Throughout the listing below, copy each line containing "reaction".

**Source material:**
= Beginning of Section =

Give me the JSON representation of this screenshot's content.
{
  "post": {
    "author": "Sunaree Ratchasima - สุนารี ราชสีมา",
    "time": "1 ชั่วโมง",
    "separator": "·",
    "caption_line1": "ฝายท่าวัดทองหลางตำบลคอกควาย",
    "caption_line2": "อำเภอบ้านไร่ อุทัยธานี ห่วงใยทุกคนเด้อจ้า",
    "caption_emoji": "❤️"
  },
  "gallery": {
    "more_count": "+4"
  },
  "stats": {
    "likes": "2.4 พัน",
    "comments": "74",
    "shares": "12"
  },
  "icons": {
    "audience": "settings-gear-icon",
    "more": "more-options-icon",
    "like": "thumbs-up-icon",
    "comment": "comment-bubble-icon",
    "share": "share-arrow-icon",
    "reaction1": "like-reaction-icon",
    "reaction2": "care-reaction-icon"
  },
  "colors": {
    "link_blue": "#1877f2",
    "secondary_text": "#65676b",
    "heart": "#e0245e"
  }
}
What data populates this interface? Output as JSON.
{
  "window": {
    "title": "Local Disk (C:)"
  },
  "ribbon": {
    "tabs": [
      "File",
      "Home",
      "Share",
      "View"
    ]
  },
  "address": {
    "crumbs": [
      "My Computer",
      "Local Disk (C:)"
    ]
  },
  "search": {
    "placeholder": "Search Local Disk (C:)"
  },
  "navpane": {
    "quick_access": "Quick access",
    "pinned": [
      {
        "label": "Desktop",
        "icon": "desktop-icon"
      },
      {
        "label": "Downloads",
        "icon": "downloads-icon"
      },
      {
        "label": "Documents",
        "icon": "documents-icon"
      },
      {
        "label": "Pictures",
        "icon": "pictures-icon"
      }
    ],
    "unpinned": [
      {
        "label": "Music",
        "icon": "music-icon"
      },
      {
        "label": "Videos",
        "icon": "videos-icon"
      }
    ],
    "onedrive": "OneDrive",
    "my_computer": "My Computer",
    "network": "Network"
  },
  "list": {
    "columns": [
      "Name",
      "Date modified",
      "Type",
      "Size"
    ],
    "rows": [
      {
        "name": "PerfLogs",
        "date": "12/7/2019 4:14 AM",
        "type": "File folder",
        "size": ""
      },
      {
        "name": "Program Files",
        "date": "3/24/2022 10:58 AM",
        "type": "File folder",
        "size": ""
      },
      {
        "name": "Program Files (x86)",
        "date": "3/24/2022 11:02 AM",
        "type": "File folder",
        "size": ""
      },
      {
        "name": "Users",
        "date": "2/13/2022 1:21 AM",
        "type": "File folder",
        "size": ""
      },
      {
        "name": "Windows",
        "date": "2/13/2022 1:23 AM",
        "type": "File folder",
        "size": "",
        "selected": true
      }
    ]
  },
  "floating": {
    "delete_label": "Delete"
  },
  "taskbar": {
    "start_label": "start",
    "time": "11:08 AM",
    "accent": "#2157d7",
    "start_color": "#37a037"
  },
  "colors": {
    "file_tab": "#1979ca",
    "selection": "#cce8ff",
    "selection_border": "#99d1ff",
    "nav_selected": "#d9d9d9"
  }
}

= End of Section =

**Exercise solution:**
    "reaction1": "like-reaction-icon",
    "reaction2": "care-reaction-icon"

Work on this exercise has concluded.